• **Items from a dataset**
----------------

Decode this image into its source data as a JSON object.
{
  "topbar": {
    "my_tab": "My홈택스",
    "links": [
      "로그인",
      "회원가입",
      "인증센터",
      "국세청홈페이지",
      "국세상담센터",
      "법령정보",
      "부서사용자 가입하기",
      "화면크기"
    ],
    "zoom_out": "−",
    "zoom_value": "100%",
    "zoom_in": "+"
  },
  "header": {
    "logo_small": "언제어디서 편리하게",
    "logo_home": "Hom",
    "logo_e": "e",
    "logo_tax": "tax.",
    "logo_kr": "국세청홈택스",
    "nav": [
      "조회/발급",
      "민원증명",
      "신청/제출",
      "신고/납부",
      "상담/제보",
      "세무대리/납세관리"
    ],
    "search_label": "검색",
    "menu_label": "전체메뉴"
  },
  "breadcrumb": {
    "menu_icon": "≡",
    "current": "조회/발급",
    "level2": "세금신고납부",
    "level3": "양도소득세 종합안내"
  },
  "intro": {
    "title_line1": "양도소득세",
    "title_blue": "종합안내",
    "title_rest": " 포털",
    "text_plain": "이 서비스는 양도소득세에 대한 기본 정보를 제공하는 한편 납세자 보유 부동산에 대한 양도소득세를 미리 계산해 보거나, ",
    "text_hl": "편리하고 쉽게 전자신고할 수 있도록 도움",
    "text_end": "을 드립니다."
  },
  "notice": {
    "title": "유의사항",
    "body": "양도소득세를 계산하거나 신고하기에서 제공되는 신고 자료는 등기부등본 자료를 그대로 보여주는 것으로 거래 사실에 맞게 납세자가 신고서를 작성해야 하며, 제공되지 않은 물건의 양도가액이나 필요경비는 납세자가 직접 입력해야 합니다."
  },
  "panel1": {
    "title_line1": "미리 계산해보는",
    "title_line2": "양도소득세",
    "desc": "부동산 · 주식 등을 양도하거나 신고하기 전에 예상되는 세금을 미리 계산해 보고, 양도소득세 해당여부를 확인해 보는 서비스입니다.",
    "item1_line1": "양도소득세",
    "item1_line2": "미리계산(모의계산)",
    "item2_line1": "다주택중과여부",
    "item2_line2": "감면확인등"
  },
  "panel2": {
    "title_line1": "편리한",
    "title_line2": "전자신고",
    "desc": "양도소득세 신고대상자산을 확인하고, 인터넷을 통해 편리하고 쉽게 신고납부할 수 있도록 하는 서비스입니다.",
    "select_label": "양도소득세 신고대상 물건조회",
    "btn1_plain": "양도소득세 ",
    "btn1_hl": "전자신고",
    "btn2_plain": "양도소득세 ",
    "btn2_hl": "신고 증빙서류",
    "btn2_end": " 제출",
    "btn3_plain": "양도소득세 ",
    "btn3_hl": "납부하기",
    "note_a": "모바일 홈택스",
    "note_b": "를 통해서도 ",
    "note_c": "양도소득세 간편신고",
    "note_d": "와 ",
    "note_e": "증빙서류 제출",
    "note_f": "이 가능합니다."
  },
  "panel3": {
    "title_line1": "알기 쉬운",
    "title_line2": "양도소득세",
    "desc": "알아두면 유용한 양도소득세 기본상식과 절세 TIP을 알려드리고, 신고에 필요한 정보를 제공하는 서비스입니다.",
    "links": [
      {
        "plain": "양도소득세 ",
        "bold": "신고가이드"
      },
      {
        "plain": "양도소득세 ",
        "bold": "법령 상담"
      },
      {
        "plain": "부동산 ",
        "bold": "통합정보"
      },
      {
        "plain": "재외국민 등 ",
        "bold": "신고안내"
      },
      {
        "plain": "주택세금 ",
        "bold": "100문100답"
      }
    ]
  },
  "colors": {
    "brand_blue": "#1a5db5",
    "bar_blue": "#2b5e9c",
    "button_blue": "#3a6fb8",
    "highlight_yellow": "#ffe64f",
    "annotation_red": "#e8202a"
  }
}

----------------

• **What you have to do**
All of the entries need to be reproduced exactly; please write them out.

• **Response for this exercise**
Decode this image into its source data as a JSON object.
{
  "topbar": {
    "my_tab": "My홈택스",
    "links": [
      "로그인",
      "회원가입",
      "인증센터",
      "국세청홈페이지",
      "국세상담센터",
      "법령정보",
      "부서사용자 가입하기",
      "화면크기"
    ],
    "zoom_out": "−",
    "zoom_value": "100%",
    "zoom_in": "+"
  },
  "header": {
    "logo_small": "언제어디서 편리하게",
    "logo_home": "Hom",
    "logo_e": "e",
    "logo_tax": "tax.",
    "logo_kr": "국세청홈택스",
    "nav": [
      "조회/발급",
      "민원증명",
      "신청/제출",
      "신고/납부",
      "상담/제보",
      "세무대리/납세관리"
    ],
    "search_label": "검색",
    "menu_label": "전체메뉴"
  },
  "breadcrumb": {
    "menu_icon": "≡",
    "current": "조회/발급",
    "level2": "세금신고납부",
    "level3": "양도소득세 종합안내"
  },
  "intro": {
    "title_line1": "양도소득세",
    "title_blue": "종합안내",
    "title_rest": " 포털",
    "text_plain": "이 서비스는 양도소득세에 대한 기본 정보를 제공하는 한편 납세자 보유 부동산에 대한 양도소득세를 미리 계산해 보거나, ",
    "text_hl": "편리하고 쉽게 전자신고할 수 있도록 도움",
    "text_end": "을 드립니다."
  },
  "notice": {
    "title": "유의사항",
    "body": "양도소득세를 계산하거나 신고하기에서 제공되는 신고 자료는 등기부등본 자료를 그대로 보여주는 것으로 거래 사실에 맞게 납세자가 신고서를 작성해야 하며, 제공되지 않은 물건의 양도가액이나 필요경비는 납세자가 직접 입력해야 합니다."
  },
  "panel1": {
    "title_line1": "미리 계산해보는",
    "title_line2": "양도소득세",
    "desc": "부동산 · 주식 등을 양도하거나 신고하기 전에 예상되는 세금을 미리 계산해 보고, 양도소득세 해당여부를 확인해 보는 서비스입니다.",
    "item1_line1": "양도소득세",
    "item1_line2": "미리계산(모의계산)",
    "item2_line1": "다주택중과여부",
    "item2_line2": "감면확인등"
  },
  "panel2": {
    "title_line1": "편리한",
    "title_line2": "전자신고",
    "desc": "양도소득세 신고대상자산을 확인하고, 인터넷을 통해 편리하고 쉽게 신고납부할 수 있도록 하는 서비스입니다.",
    "select_label": "양도소득세 신고대상 물건조회",
    "btn1_plain": "양도소득세 ",
    "btn1_hl": "전자신고",
    "btn2_plain": "양도소득세 ",
    "btn2_hl": "신고 증빙서류",
    "btn2_end": " 제출",
    "btn3_plain": "양도소득세 ",
    "btn3_hl": "납부하기",
    "note_a": "모바일 홈택스",
    "note_b": "를 통해서도 ",
    "note_c": "양도소득세 간편신고",
    "note_d": "와 ",
    "note_e": "증빙서류 제출",
    "note_f": "이 가능합니다."
  },
  "panel3": {
    "title_line1": "알기 쉬운",
    "title_line2": "양도소득세",
    "desc": "알아두면 유용한 양도소득세 기본상식과 절세 TIP을 알려드리고, 신고에 필요한 정보를 제공하는 서비스입니다.",
    "links": [
      {
        "plain": "양도소득세 ",
        "bold": "신고가이드"
      },
      {
        "plain": "양도소득세 ",
        "bold": "법령 상담"
      },
      {
        "plain": "부동산 ",
        "bold": "통합정보"
      },
      {
        "plain": "재외국민 등 ",
        "bold": "신고안내"
      },
      {
        "plain": "주택세금 ",
        "bold": "100문100답"
      }
    ]
  },
  "colors": {
    "brand_blue": "#1a5db5",
    "bar_blue": "#2b5e9c",
    "button_blue": "#3a6fb8",
    "highlight_yellow": "#ffe64f",
    "annotation_red": "#e8202a"
  }
}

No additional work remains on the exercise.